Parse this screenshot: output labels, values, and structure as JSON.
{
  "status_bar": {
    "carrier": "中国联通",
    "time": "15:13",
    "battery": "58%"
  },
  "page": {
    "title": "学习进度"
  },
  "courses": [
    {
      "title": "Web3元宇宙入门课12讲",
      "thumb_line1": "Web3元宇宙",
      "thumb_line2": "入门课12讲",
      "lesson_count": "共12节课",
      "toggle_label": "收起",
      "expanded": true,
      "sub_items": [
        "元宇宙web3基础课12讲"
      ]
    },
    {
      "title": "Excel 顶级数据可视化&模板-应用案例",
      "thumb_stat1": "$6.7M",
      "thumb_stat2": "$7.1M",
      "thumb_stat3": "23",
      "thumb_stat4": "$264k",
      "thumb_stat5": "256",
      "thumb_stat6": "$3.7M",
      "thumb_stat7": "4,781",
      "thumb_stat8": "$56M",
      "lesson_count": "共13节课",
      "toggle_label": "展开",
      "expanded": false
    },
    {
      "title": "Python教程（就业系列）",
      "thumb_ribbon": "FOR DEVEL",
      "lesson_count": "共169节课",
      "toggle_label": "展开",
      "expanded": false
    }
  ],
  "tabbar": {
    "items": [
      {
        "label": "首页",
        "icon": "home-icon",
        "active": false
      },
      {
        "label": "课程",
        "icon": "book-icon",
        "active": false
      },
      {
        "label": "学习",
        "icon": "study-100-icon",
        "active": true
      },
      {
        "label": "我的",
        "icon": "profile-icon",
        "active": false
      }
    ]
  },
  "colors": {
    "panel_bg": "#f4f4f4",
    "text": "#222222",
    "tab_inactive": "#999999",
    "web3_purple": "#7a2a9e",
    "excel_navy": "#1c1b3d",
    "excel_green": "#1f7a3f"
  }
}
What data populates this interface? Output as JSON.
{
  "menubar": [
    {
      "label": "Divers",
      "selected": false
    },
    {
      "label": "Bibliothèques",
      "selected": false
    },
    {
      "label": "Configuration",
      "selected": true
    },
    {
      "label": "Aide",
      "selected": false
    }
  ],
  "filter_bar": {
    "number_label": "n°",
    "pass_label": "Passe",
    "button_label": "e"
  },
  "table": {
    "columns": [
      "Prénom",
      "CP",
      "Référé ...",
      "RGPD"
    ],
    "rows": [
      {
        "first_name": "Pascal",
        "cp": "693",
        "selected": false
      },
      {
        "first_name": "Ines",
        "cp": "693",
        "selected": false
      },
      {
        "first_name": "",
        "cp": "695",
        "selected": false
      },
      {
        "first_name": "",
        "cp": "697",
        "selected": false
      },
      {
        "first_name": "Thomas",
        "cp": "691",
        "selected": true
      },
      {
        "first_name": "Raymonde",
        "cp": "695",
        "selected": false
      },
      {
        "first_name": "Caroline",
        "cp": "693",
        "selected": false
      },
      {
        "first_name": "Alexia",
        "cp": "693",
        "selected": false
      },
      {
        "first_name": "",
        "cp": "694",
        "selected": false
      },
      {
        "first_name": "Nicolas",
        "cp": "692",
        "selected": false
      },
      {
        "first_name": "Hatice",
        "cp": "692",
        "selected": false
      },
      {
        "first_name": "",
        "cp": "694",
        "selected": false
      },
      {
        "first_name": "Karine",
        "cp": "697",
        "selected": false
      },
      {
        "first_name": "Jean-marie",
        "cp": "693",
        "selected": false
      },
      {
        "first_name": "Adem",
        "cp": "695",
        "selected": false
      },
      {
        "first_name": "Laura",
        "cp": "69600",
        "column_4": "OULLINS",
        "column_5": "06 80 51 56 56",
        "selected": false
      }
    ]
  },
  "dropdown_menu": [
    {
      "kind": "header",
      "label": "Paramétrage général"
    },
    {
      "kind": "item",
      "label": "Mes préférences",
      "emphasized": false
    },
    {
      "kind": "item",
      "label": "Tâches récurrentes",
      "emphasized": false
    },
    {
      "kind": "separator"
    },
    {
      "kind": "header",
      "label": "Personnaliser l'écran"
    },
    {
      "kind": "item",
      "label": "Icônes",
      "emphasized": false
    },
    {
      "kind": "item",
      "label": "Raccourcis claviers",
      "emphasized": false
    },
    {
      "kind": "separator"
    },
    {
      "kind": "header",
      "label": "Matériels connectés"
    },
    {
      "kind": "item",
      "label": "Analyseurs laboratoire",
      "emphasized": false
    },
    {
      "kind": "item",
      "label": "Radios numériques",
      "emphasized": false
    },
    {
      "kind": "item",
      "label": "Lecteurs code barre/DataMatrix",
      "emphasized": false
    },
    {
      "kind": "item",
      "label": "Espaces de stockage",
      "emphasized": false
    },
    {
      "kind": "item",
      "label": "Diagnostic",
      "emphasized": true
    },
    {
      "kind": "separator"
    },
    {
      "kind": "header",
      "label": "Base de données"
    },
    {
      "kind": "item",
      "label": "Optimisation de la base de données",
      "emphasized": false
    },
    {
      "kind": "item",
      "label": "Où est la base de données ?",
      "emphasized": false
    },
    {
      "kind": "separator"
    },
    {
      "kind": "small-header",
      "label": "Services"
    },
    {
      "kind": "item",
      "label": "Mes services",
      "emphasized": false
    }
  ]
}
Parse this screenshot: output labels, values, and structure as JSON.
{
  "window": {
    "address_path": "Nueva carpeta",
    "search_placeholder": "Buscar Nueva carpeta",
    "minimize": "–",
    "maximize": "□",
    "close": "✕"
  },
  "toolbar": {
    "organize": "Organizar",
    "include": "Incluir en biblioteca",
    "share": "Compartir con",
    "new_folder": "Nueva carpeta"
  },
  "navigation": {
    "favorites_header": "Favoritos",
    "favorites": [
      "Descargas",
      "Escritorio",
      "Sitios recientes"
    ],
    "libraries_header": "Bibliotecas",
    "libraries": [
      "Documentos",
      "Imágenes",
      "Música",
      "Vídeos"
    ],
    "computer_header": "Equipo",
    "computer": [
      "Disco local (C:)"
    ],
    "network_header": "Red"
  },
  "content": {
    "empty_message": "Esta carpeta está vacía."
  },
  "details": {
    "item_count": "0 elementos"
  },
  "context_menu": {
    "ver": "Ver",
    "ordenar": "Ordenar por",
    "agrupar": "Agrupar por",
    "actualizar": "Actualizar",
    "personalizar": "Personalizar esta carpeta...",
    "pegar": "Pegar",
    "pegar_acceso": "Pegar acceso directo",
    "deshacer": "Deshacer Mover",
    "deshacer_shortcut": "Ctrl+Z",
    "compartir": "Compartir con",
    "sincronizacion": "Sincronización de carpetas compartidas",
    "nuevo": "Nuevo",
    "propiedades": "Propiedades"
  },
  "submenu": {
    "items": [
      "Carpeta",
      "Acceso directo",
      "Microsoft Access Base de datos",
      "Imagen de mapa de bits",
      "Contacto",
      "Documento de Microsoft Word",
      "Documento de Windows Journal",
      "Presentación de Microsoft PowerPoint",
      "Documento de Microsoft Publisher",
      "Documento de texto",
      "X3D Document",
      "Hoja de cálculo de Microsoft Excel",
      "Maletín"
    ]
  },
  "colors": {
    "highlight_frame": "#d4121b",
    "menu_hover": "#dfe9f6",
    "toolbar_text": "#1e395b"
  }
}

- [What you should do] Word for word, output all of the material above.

- [Written solution]
Parse this screenshot: output labels, values, and structure as JSON.
{
  "status_bar": {
    "carrier": "中国联通",
    "time": "15:13",
    "battery": "58%"
  },
  "page": {
    "title": "学习进度"
  },
  "courses": [
    {
      "title": "Web3元宇宙入门课12讲",
      "thumb_line1": "Web3元宇宙",
      "thumb_line2": "入门课12讲",
      "lesson_count": "共12节课",
      "toggle_label": "收起",
      "expanded": true,
      "sub_items": [
        "元宇宙web3基础课12讲"
      ]
    },
    {
      "title": "Excel 顶级数据可视化&模板-应用案例",
      "thumb_stat1": "$6.7M",
      "thumb_stat2": "$7.1M",
      "thumb_stat3": "23",
      "thumb_stat4": "$264k",
      "thumb_stat5": "256",
      "thumb_stat6": "$3.7M",
      "thumb_stat7": "4,781",
      "thumb_stat8": "$56M",
      "lesson_count": "共13节课",
      "toggle_label": "展开",
      "expanded": false
    },
    {
      "title": "Python教程（就业系列）",
      "thumb_ribbon": "FOR DEVEL",
      "lesson_count": "共169节课",
      "toggle_label": "展开",
      "expanded": false
    }
  ],
  "tabbar": {
    "items": [
      {
        "label": "首页",
        "icon": "home-icon",
        "active": false
      },
      {
        "label": "课程",
        "icon": "book-icon",
        "active": false
      },
      {
        "label": "学习",
        "icon": "study-100-icon",
        "active": true
      },
      {
        "label": "我的",
        "icon": "profile-icon",
        "active": false
      }
    ]
  },
  "colors": {
    "panel_bg": "#f4f4f4",
    "text": "#222222",
    "tab_inactive": "#999999",
    "web3_purple": "#7a2a9e",
    "excel_navy": "#1c1b3d",
    "excel_green": "#1f7a3f"
  }
}
What data populates this interface? Output as JSON.
{
  "menubar": [
    {
      "label": "Divers",
      "selected": false
    },
    {
      "label": "Bibliothèques",
      "selected": false
    },
    {
      "label": "Configuration",
      "selected": true
    },
    {
      "label": "Aide",
      "selected": false
    }
  ],
  "filter_bar": {
    "number_label": "n°",
    "pass_label": "Passe",
    "button_label": "e"
  },
  "table": {
    "columns": [
      "Prénom",
      "CP",
      "Référé ...",
      "RGPD"
    ],
    "rows": [
      {
        "first_name": "Pascal",
        "cp": "693",
        "selected": false
      },
      {
        "first_name": "Ines",
        "cp": "693",
        "selected": false
      },
      {
        "first_name": "",
        "cp": "695",
        "selected": false
      },
      {
        "first_name": "",
        "cp": "697",
        "selected": false
      },
      {
        "first_name": "Thomas",
        "cp": "691",
        "selected": true
      },
      {
        "first_name": "Raymonde",
        "cp": "695",
        "selected": false
      },
      {
        "first_name": "Caroline",
        "cp": "693",
        "selected": false
      },
      {
        "first_name": "Alexia",
        "cp": "693",
        "selected": false
      },
      {
        "first_name": "",
        "cp": "694",
        "selected": false
      },
      {
        "first_name": "Nicolas",
        "cp": "692",
        "selected": false
      },
      {
        "first_name": "Hatice",
        "cp": "692",
        "selected": false
      },
      {
        "first_name": "",
        "cp": "694",
        "selected": false
      },
      {
        "first_name": "Karine",
        "cp": "697",
        "selected": false
      },
      {
        "first_name": "Jean-marie",
        "cp": "693",
        "selected": false
      },
      {
        "first_name": "Adem",
        "cp": "695",
        "selected": false
      },
      {
        "first_name": "Laura",
        "cp": "69600",
        "column_4": "OULLINS",
        "column_5": "06 80 51 56 56",
        "selected": false
      }
    ]
  },
  "dropdown_menu": [
    {
      "kind": "header",
      "label": "Paramétrage général"
    },
    {
      "kind": "item",
      "label": "Mes préférences",
      "emphasized": false
    },
    {
      "kind": "item",
      "label": "Tâches récurrentes",
      "emphasized": false
    },
    {
      "kind": "separator"
    },
    {
      "kind": "header",
      "label": "Personnaliser l'écran"
    },
    {
      "kind": "item",
      "label": "Icônes",
      "emphasized": false
    },
    {
      "kind": "item",
      "label": "Raccourcis claviers",
      "emphasized": false
    },
    {
      "kind": "separator"
    },
    {
      "kind": "header",
      "label": "Matériels connectés"
    },
    {
      "kind": "item",
      "label": "Analyseurs laboratoire",
      "emphasized": false
    },
    {
      "kind": "item",
      "label": "Radios numériques",
      "emphasized": false
    },
    {
      "kind": "item",
      "label": "Lecteurs code barre/DataMatrix",
      "emphasized": false
    },
    {
      "kind": "item",
      "label": "Espaces de stockage",
      "emphasized": false
    },
    {
      "kind": "item",
      "label": "Diagnostic",
      "emphasized": true
    },
    {
      "kind": "separator"
    },
    {
      "kind": "header",
      "label": "Base de données"
    },
    {
      "kind": "item",
      "label": "Optimisation de la base de données",
      "emphasized": false
    },
    {
      "kind": "item",
      "label": "Où est la base de données ?",
      "emphasized": false
    },
    {
      "kind": "separator"
    },
    {
      "kind": "small-header",
      "label": "Services"
    },
    {
      "kind": "item",
      "label": "Mes services",
      "emphasized": false
    }
  ]
}
Parse this screenshot: output labels, values, and structure as JSON.
{
  "window": {
    "address_path": "Nueva carpeta",
    "search_placeholder": "Buscar Nueva carpeta",
    "minimize": "–",
    "maximize": "□",
    "close": "✕"
  },
  "toolbar": {
    "organize": "Organizar",
    "include": "Incluir en biblioteca",
    "share": "Compartir con",
    "new_folder": "Nueva carpeta"
  },
  "navigation": {
    "favorites_header": "Favoritos",
    "favorites": [
      "Descargas",
      "Escritorio",
      "Sitios recientes"
    ],
    "libraries_header": "Bibliotecas",
    "libraries": [
      "Documentos",
      "Imágenes",
      "Música",
      "Vídeos"
    ],
    "computer_header": "Equipo",
    "computer": [
      "Disco local (C:)"
    ],
    "network_header": "Red"
  },
  "content": {
    "empty_message": "Esta carpeta está vacía."
  },
  "details": {
    "item_count": "0 elementos"
  },
  "context_menu": {
    "ver": "Ver",
    "ordenar": "Ordenar por",
    "agrupar": "Agrupar por",
    "actualizar": "Actualizar",
    "personalizar": "Personalizar esta carpeta...",
    "pegar": "Pegar",
    "pegar_acceso": "Pegar acceso directo",
    "deshacer": "Deshacer Mover",
    "deshacer_shortcut": "Ctrl+Z",
    "compartir": "Compartir con",
    "sincronizacion": "Sincronización de carpetas compartidas",
    "nuevo": "Nuevo",
    "propiedades": "Propiedades"
  },
  "submenu": {
    "items": [
      "Carpeta",
      "Acceso directo",
      "Microsoft Access Base de datos",
      "Imagen de mapa de bits",
      "Contacto",
      "Documento de Microsoft Word",
      "Documento de Windows Journal",
      "Presentación de Microsoft PowerPoint",
      "Documento de Microsoft Publisher",
      "Documento de texto",
      "X3D Document",
      "Hoja de cálculo de Microsoft Excel",
      "Maletín"
    ]
  },
  "colors": {
    "highlight_frame": "#d4121b",
    "menu_hover": "#dfe9f6",
    "toolbar_text": "#1e395b"
  }
}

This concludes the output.